An issue of particular importance for chronic pain patients is opioid-induced hyperalgesia.
Exploring the great outdoors is a wonderful way to relax and workout. With extensive research and years of experience, I have learned how to differentiate between a deadly bear and a bear statue. I have also learned the difference between gators and gator tail stew. Snakes are a bit more challenging. Top photo credit: reptilechannel.com
This young man has some good info on the topic with a unique delivery style.
Six months ago I began to juice. I thought that I should journal my experiments; the good, the bad and the ugly. The blogging bug bit me and I decided to start a more general site. A whole new world opened and I began reading other blogs and gaining some WP friends 8)
Six months after a tentative juicing start, my free time has transformed. This morning I was driving home from a paddleboard workout found on meetup.com and stopped at the organic supermarket to pick up fresh fruit and veg. For a treat, I just had tabbouleh salad on organic brown rice cakes. Who just wrote that?
I used to laugh at the idea of a juice fast. Well, one 10 day fast later, I stopped laughing.
Leanne at Mindfulness4now was kind enough to nominate this site and Fred for the Lovely Blog Award. Fred and I were very excited. It is his first nomination! The blog has already excepted this once before and Fred has been out celebrating all week, so I will not make a formal acceptance.
Jenni at newsofthetimes was kind enough to nominate me for the Booker Award.
1. Nominate other blogs, as many as you want but 5-10 is always a good suggestion. Don’t forget to let your recipients know.
2. Post the Booker Award picture.
3. Share your top 5 books of all time
Books and the stories they contain, are like dreams to me. I enjoy the dream but after I wake, I can only remember flashes and a general sense of what I was feeling during the dream.

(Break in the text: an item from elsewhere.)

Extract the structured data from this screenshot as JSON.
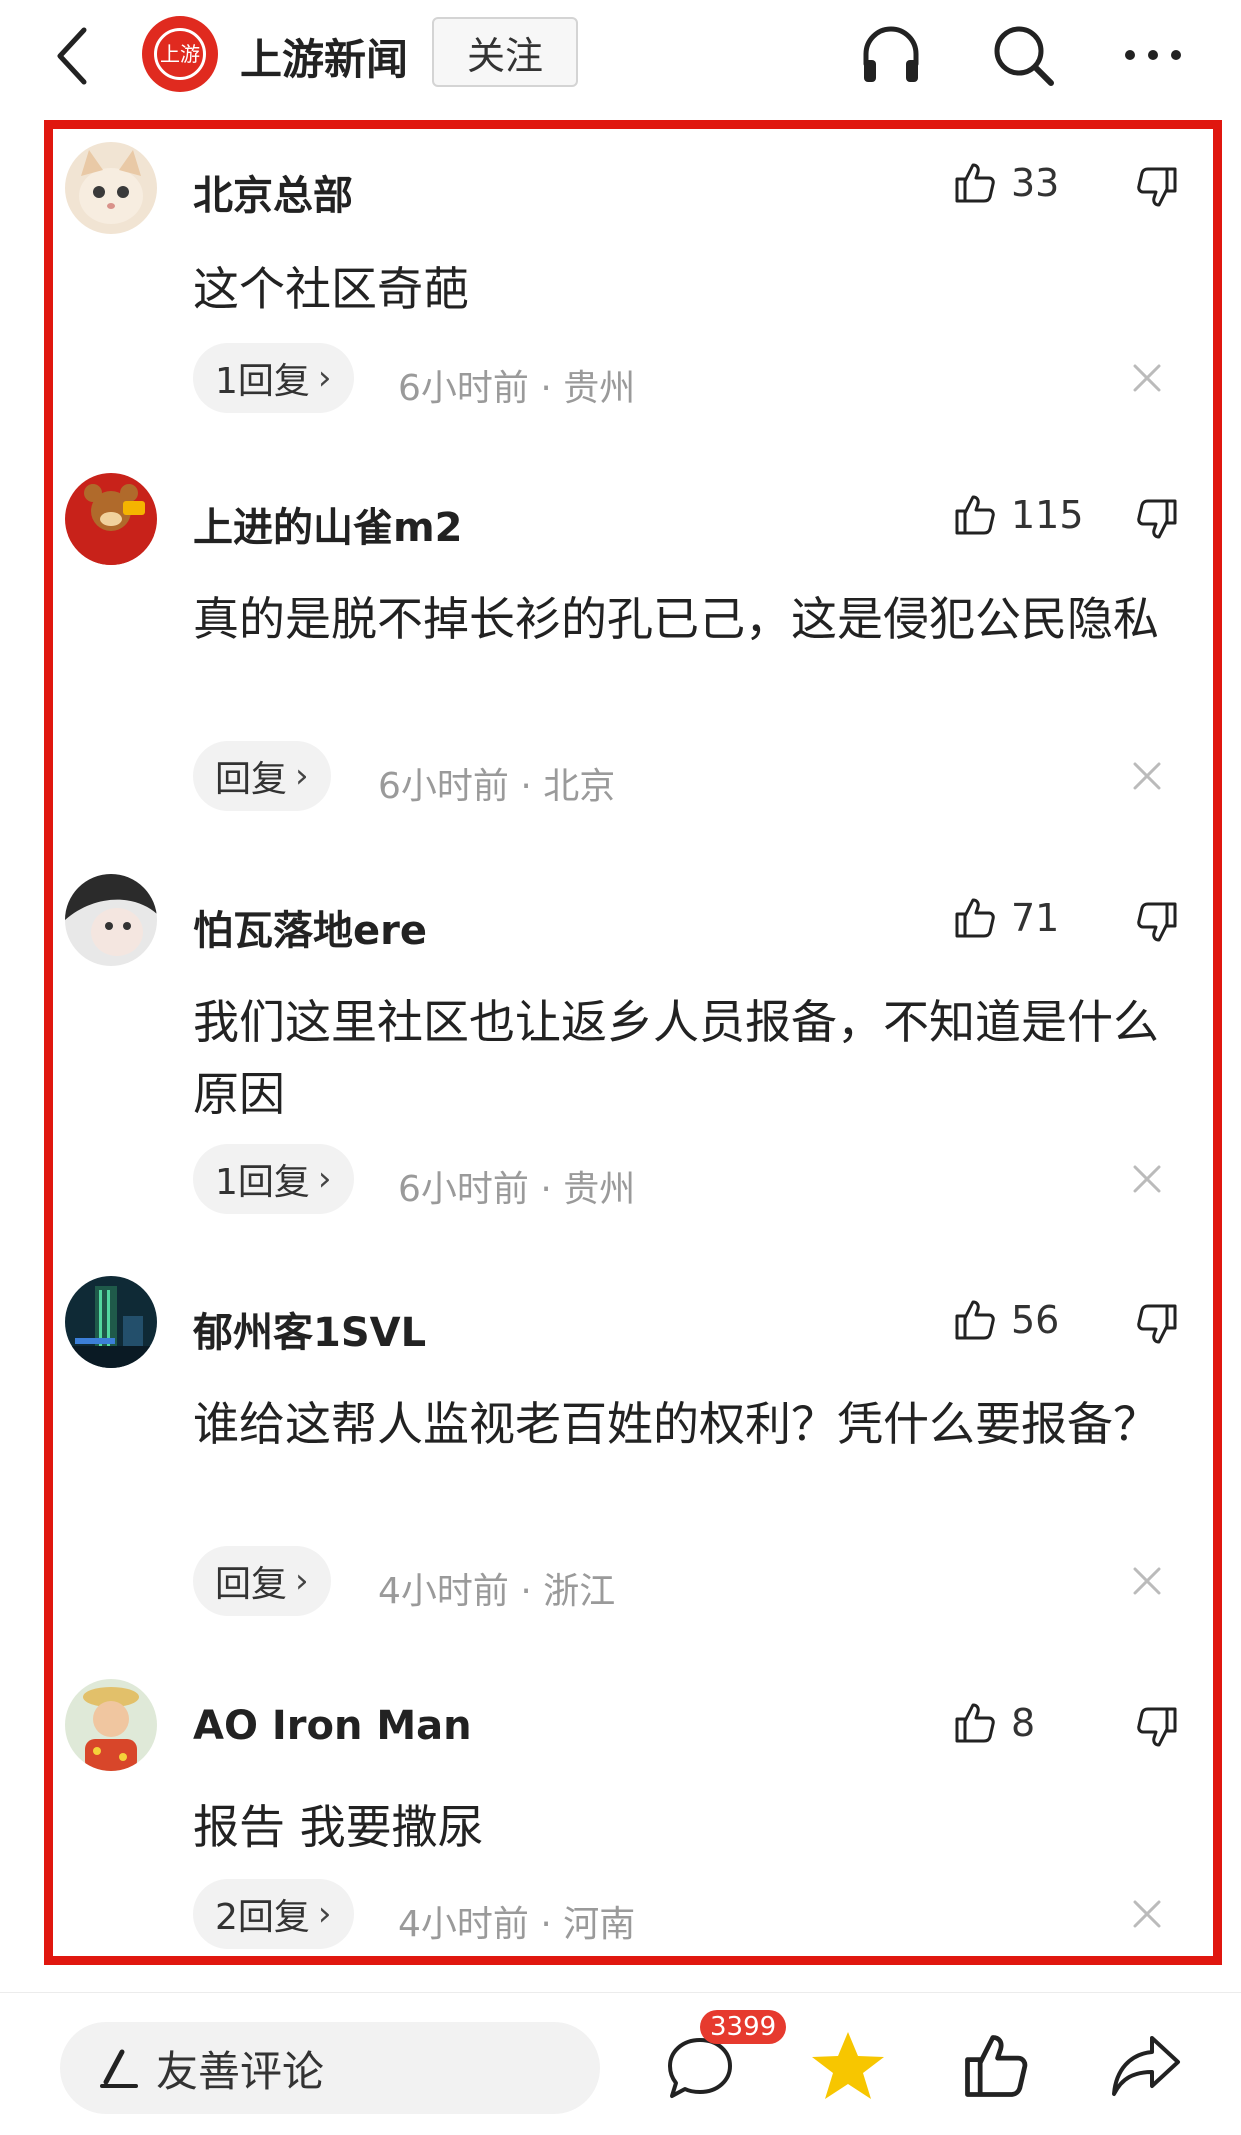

The books that stand out from my childhood are: A Wrinkle in Time and the Chronicles of Narnia. Stephen King’s Bag of Bones is in my top 5 because of the experience. I was driving across the country and listening to the audio book. It was when I learned to love audio books. When I arrived at my destination,my thoughts were in his voice. As I walked down the long, dark halls of the dormitory from a bygone era, an internal dialog was describing the layers of lead paint. Green paint shown where layers of the more recent pink paint peeled away. The Complete Works of Shakespeare stand on my shelf as a reminder of a college course that I thought was a drama class that ended up to be a senior English class. We compared the original works to movies made of the famous plays. My last book is one that I have not read yet. It may be released in the next couple of weeks and I am looking forward to it! The Seneca Scourge by Carrie Rubin, looks to be an exciting and entertaining medical thriller. Click on her name for the blurb.